Talkin’ ’Bout the Generations: ICI Research on Mutual Fund Ownership by Generation
Talk about the differences between generations is a hot topic in today’s cultural conversation. And the Millennial and Baby Boomer generations are in the middle of a little generational warfare. But when it comes to owning mutual funds, are there really that many differences between the generations? What types of funds do people from each generation own? And what types of accounts do they hold?
ICI research can tell us a lot about ownership of mutual funds by different generations. In “Profile of Mutual Fund Shareholders, 2019,” ICI examines the results of our Annual Mutual Fund Shareholder Tracking Survey, which gathers information on the demographic and financial characteristics of mutual fund–owning households in the United States. This comprehensive study, most recently conducted in the summer of 2019, gives us a close look at mutual fund ownership across generations.
What types of funds do the different generations hold?
Equity Mutual Funds Most Popular in All Generations
Regardless of the type of account mutual funds are held in, equity mutual funds remained the most frequently owned type across the generations of mutual fund–owning households. Ownership of money market funds tended to be higher, the older the generation.
Equity fund ownership
Money market fund ownership
What kinds of accounts do the different generations have?
Tax-Advantaged Retirement and Education Accounts Are Popular Across Generations
Mutual fund–owning households often have tax-advantaged savings vehicles such as defined contribution (DC) retirement plan accounts, individual retirement accounts (IRAs), or education-targeted savings accounts.
Defined contribution plan ownership

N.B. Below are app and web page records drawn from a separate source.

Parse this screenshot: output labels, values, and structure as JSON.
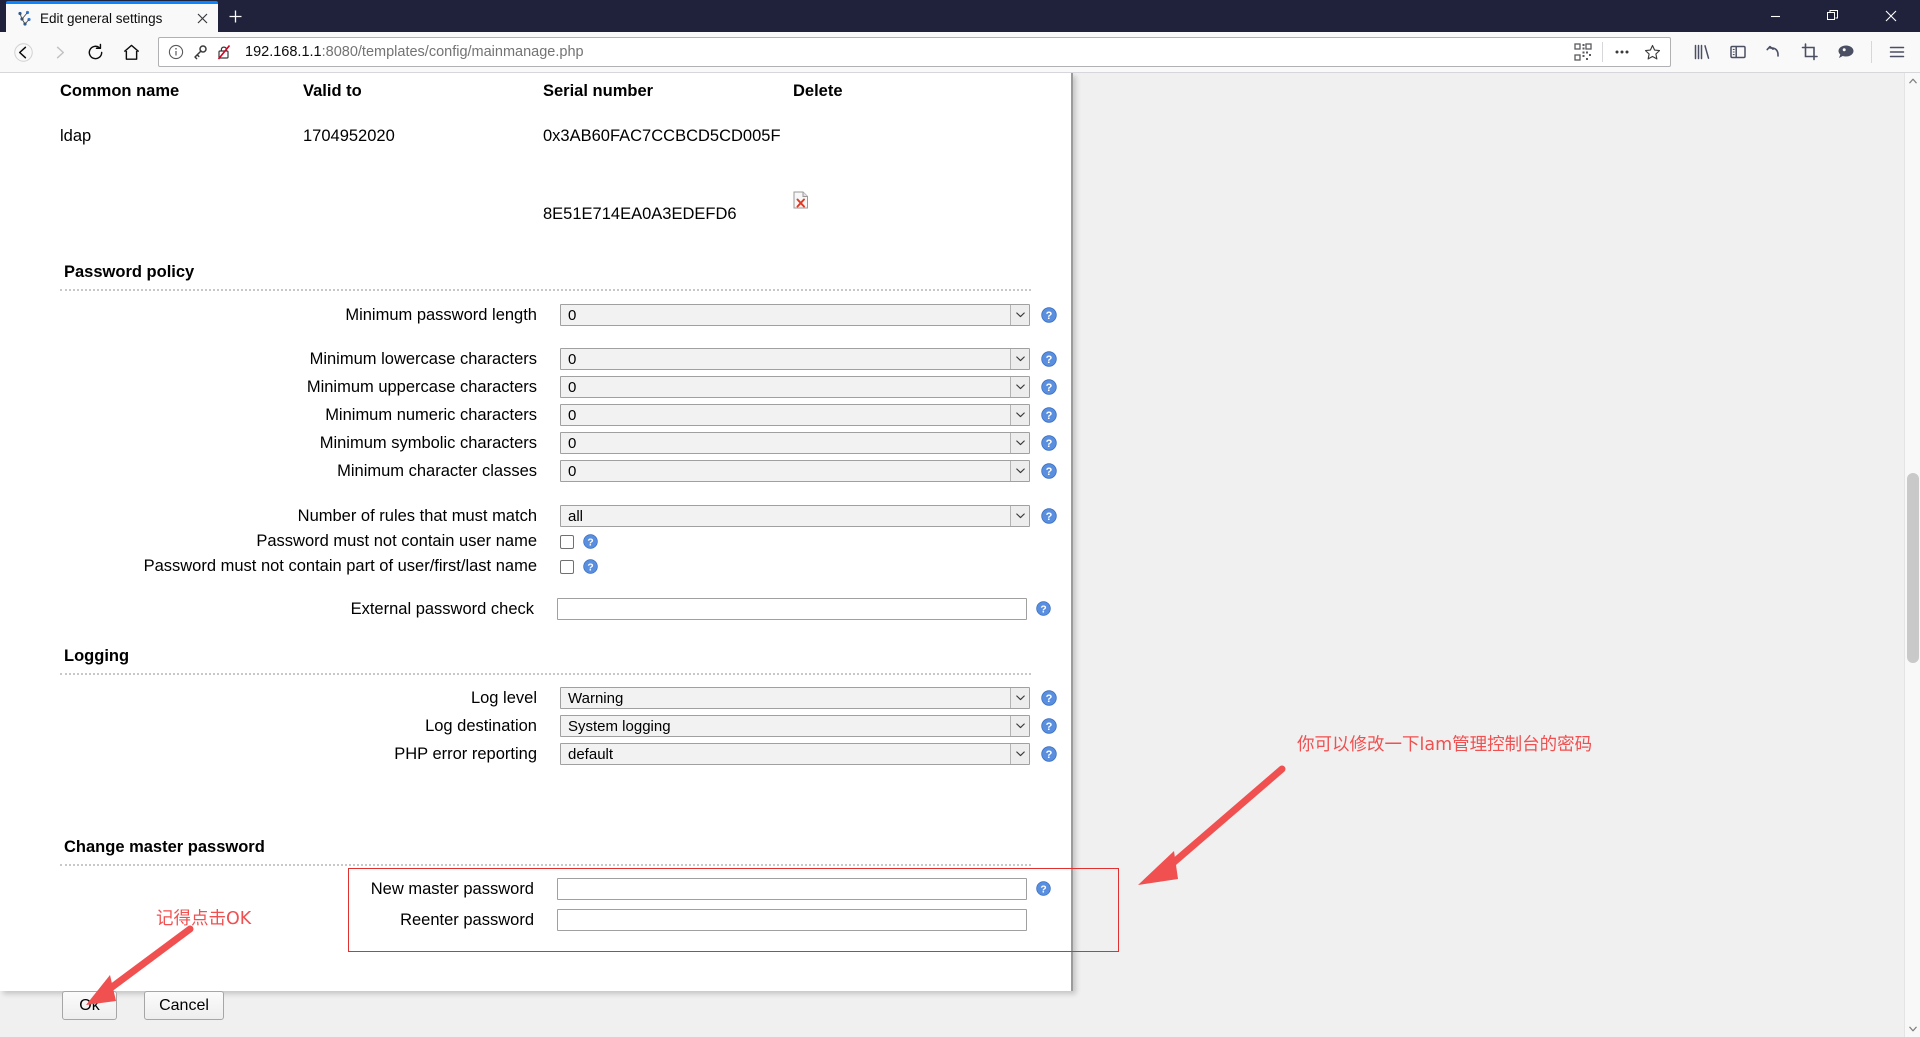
{
  "browser": {
    "tab": {
      "title": "Edit general settings",
      "favicon": "tree-icon",
      "close": "×"
    },
    "newtab_label": "+",
    "window_controls": {
      "minimize": "minimize-icon",
      "restore": "restore-icon",
      "close": "close-icon"
    },
    "nav": {
      "back": "back-arrow-icon",
      "forward": "forward-arrow-icon",
      "reload": "reload-icon",
      "home": "home-icon"
    },
    "url": {
      "host": "192.168.1.1",
      "path": ":8080/templates/config/mainmanage.php",
      "full": "192.168.1.1:8080/templates/config/mainmanage.php",
      "identity_icon": "info-circle-icon",
      "key_icon": "key-icon",
      "insecure_icon": "broken-lock-icon",
      "qr_icon": "qr-code-icon",
      "more_icon": "ellipsis-icon",
      "bookmark_icon": "star-icon"
    },
    "toolbar": {
      "library": "library-icon",
      "sidebar": "sidebar-icon",
      "undo": "undo-arrow-icon",
      "screenshot": "crop-icon",
      "chat": "chat-bubble-icon",
      "menu": "hamburger-menu-icon"
    }
  },
  "page": {
    "certificates": {
      "headers": [
        "Common name",
        "Valid to",
        "Serial number",
        "Delete"
      ],
      "rows": [
        {
          "common_name": "ldap",
          "valid_to": "1704952020",
          "serial_line1": "0x3AB60FAC7CCBCD5CD005F",
          "serial_line2": "8E51E714EA0A3EDEFD6",
          "delete_icon": "delete-file-icon"
        }
      ]
    },
    "password_policy": {
      "title": "Password policy",
      "fields": [
        {
          "label": "Minimum password length",
          "value": "0",
          "type": "select",
          "help": "help-icon"
        },
        {
          "label": "Minimum lowercase characters",
          "value": "0",
          "type": "select",
          "help": "help-icon"
        },
        {
          "label": "Minimum uppercase characters",
          "value": "0",
          "type": "select",
          "help": "help-icon"
        },
        {
          "label": "Minimum numeric characters",
          "value": "0",
          "type": "select",
          "help": "help-icon"
        },
        {
          "label": "Minimum symbolic characters",
          "value": "0",
          "type": "select",
          "help": "help-icon"
        },
        {
          "label": "Minimum character classes",
          "value": "0",
          "type": "select",
          "help": "help-icon"
        },
        {
          "label": "Number of rules that must match",
          "value": "all",
          "type": "select",
          "help": "help-icon"
        },
        {
          "label": "Password must not contain user name",
          "value": "",
          "type": "checkbox",
          "checked": false,
          "help": "help-icon"
        },
        {
          "label": "Password must not contain part of user/first/last name",
          "value": "",
          "type": "checkbox",
          "checked": false,
          "help": "help-icon"
        },
        {
          "label": "External password check",
          "value": "",
          "type": "text",
          "help": "help-icon"
        }
      ]
    },
    "logging": {
      "title": "Logging",
      "fields": [
        {
          "label": "Log level",
          "value": "Warning",
          "type": "select",
          "help": "help-icon"
        },
        {
          "label": "Log destination",
          "value": "System logging",
          "type": "select",
          "help": "help-icon"
        },
        {
          "label": "PHP error reporting",
          "value": "default",
          "type": "select",
          "help": "help-icon"
        }
      ]
    },
    "master_password": {
      "title": "Change master password",
      "fields": [
        {
          "label": "New master password",
          "value": "",
          "type": "password",
          "help": "help-icon"
        },
        {
          "label": "Reenter password",
          "value": "",
          "type": "password",
          "help": ""
        }
      ]
    },
    "buttons": {
      "ok": "Ok",
      "cancel": "Cancel"
    }
  },
  "annotations": {
    "ok_note": "记得点击OK",
    "password_note": "你可以修改一下lam管理控制台的密码",
    "color": "#f05050"
  },
  "colors": {
    "chrome_dark": "#20223c",
    "tab_active_accent": "#0a84ff",
    "toolbar_bg": "#f9f9fa",
    "page_bg": "#f0f0f0",
    "annotation_red": "#f05050",
    "highlight_box": "#e03030"
  }
}
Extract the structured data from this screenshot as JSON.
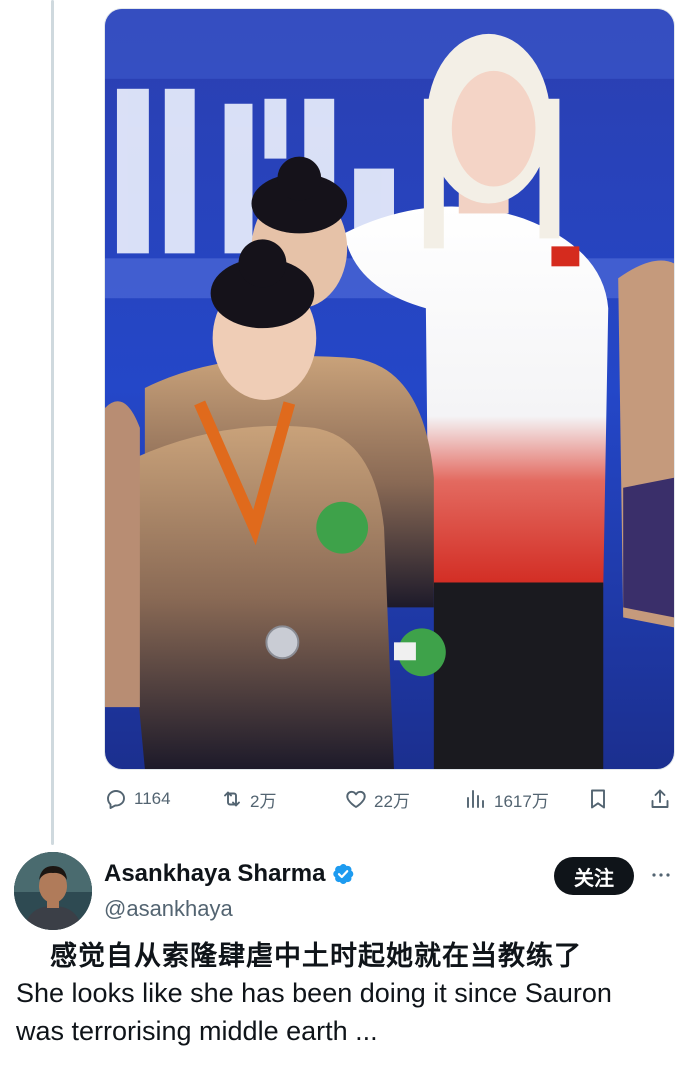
{
  "actions": {
    "replies": "1164",
    "retweets": "2万",
    "likes": "22万",
    "views": "1617万"
  },
  "author": {
    "name": "Asankhaya Sharma",
    "handle": "@asankhaya",
    "verified_color": "#1d9bf0"
  },
  "follow_label": "关注",
  "tweet": {
    "translation_cn": "感觉自从索隆肆虐中土时起她就在当教练了",
    "text": "She looks like she has been doing it since Sauron was terrorising middle earth ..."
  },
  "icons": {
    "reply": "reply-icon",
    "retweet": "retweet-icon",
    "like": "heart-icon",
    "views": "views-chart-icon",
    "bookmark": "bookmark-icon",
    "share": "share-icon",
    "more": "more-dots-icon"
  },
  "colors": {
    "text_primary": "#0f1419",
    "text_secondary": "#536471",
    "thread_line": "#cfd9de"
  }
}
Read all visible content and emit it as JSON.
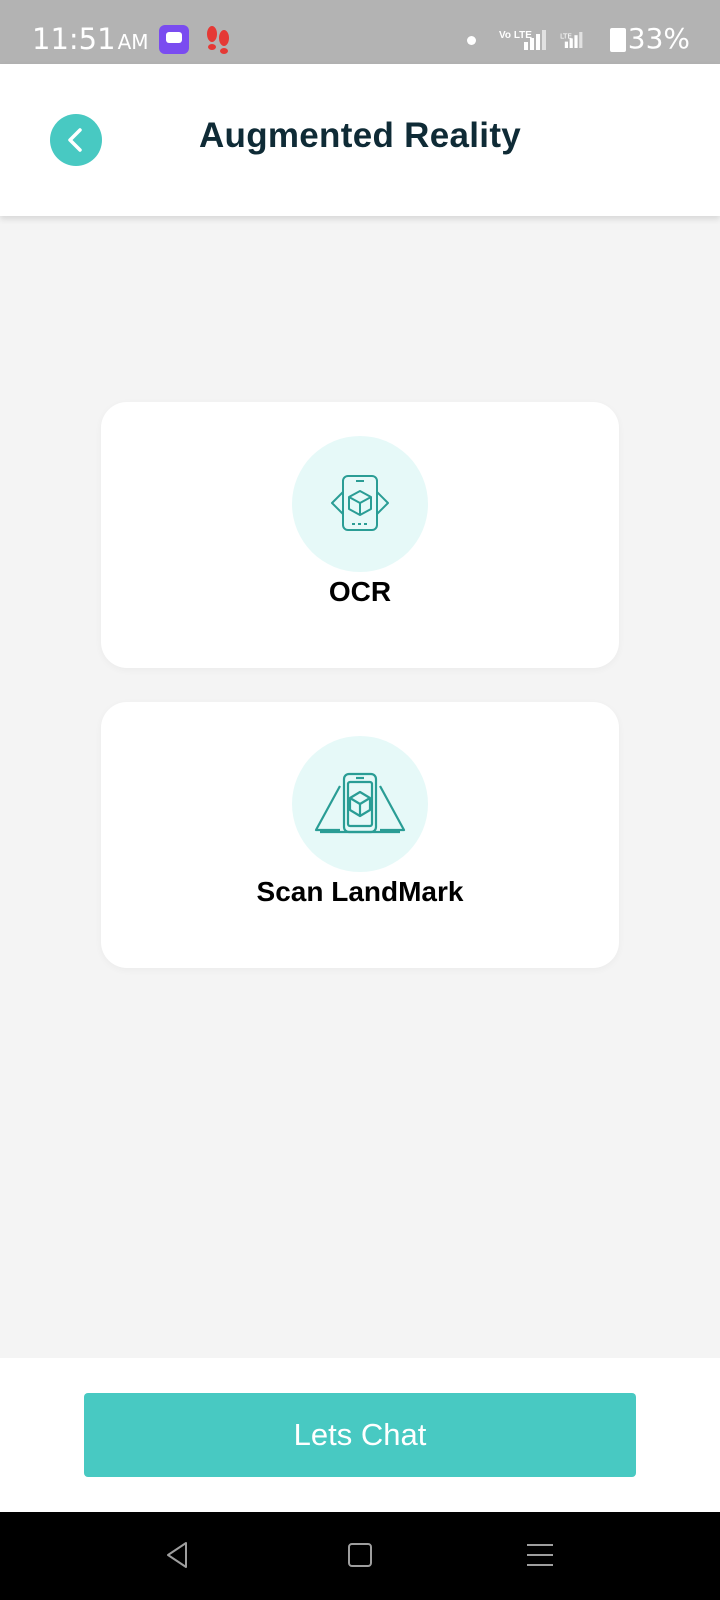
{
  "status_bar": {
    "time": "11:51",
    "ampm": "AM",
    "network_label": "Vo LTE",
    "battery": "33%"
  },
  "header": {
    "title": "Augmented Reality"
  },
  "options": [
    {
      "label": "OCR",
      "icon": "ar-phone-cube-icon"
    },
    {
      "label": "Scan LandMark",
      "icon": "landmark-scan-icon"
    }
  ],
  "footer": {
    "chat_label": "Lets Chat"
  },
  "colors": {
    "accent": "#48c9c2",
    "title": "#0f2b36",
    "icon_bg": "#e6f9f8",
    "icon_stroke": "#2a9d95"
  }
}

Overall, more than eight in 10 mutual fund–owning households have DC retirement accounts in 2019. Broken down by generation, we’ve found that ownership of DC retirement plan accounts is highest among households in their working and saving years.
Individual retirement account ownership
More than six in 10 mutual fund–owning households have traditional IRAs or Roth IRAs, on average, but IRA ownership tends to be higher among older generations.
Education-targeted savings ownership
Overall, one-fifth of mutual fund–owning households own Coverdell Education Savings Accounts, 529 prepaid tuition, or 529 college savings plans in 2019. Ownership of education-targeted savings program accounts tends to be higher among younger generations.
What is the primary goal of saving across generations?
Majority of Mutual Fund Investors of All Generations Are Focused on Retirement Saving
Mutual fund–owning households across all generations indicate saving for retirement is one of their financial goals. When asked about their financial goals, retirement was the most common goal selected, and was the most likely to be chosen as their primary financial goal. Younger generations are more likely to indicate that saving for education is a financial goal.
Retirement as the primary goal
Retirement as a goal
Education as a goal
If you’d like to learn more about this topic, explore the full paper—“Profile of Mutual Fund Shareholders, 2019.” Some of the findings from this survey are also summarized in “Ownership of Mutual Funds, Shareholder Sentiment, and Use of the Internet, 2019” and “Characteristics of Mutual Fund Investors, 2019.” For more information on who invests in mutual funds and why, check out this video.